Arrests of Three Subjects Involved in the Armed Robbery of AutoZone Store
|FBI San Juan February 08, 2013|
SAN JUAN—On February 8, 2013, David Domenech-Andino, Alexis Arroyo-Garcia, and Marciano Olivo-Rosa were taken into custody by the FBI. Domenech-Andino, Arroyo-Garcia, and Olivo-Rosa are charged with interference with commerce by threats or violence, use of a firearms during and in relation to a crime of violence, and aiding and abetting.
The criminal complaint alleges that on November 7, 2012, Olivo-Rosa drove Domenech-Andino and Arroyo-Garcia to the AutoZone Store located at Road #2, Toa Baja, Puerto Rico, to conduct an armed robbery. Domenech-Andino and Arroyo-Garcia entered the store and announced the robbery while brandishing a pistol and stole $773. Officers from the Police of Puerto Rico on patrol duties near the location chased the two subjects who had separated and fled on foot. Domenech-Andino entered a nearby Walgreens Store, and while exiting, Police Officer Ivan Roman Matos attempted to arrest him.
Domenech-Andino produced a pistol from his rear pocket and opened fire, striking the officer several times. Domenech-Andino fled from the location on foot.
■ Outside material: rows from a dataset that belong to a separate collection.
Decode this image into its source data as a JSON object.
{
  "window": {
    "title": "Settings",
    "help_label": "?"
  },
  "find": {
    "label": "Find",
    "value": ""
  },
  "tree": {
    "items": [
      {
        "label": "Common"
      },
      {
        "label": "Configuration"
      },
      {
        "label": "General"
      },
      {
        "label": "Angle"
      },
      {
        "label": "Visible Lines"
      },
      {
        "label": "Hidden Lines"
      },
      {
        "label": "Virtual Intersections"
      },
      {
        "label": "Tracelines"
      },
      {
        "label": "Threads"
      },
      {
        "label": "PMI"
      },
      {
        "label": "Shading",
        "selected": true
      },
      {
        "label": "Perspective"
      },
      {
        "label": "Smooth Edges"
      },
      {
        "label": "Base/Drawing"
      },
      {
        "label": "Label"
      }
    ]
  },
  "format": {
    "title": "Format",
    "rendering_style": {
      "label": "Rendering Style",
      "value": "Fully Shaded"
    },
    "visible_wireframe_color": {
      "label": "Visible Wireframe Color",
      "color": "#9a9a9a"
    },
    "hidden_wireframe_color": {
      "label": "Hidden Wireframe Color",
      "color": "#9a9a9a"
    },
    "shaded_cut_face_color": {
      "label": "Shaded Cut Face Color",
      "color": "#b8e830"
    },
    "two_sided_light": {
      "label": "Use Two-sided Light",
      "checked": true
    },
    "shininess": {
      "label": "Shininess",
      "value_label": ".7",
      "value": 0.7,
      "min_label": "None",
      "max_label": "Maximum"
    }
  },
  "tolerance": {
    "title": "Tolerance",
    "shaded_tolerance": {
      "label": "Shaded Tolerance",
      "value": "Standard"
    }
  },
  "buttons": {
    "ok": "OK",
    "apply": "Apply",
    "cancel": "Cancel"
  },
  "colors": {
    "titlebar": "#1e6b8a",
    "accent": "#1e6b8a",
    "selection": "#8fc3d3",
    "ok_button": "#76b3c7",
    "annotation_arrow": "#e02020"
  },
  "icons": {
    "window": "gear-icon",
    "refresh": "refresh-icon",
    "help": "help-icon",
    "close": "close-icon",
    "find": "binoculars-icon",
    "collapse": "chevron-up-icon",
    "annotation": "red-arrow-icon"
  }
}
Officer Roman Matos was transported to a medical facility but died a short time later as a result of the bullet wounds.
The Police of Puerto Rico was able to identify the subjects involved and arrested them within two days of the incident. This case is the product of an extensive investigation and cooperation between the Police of Puerto Rico, the U.S. Attorney’s Office, and the FBI.
If convicted, the defendants face up to a maximum of 20 years’ imprisonment for violation of the Hobbs Act, and a maximum of life in prison for the firearms violation.
This case is being prosecuted by Assistant United States Attorney Luke V. Cass and is being investigated by the FBI Violent Crimes Task Force.
The public is reminded a criminal complaint contains only charges and is not evidence of guilt. A defendant is presumed to be innocent until and unless proven guilty. The U.S. government has the burden of proving guilt beyond a reasonable doubt.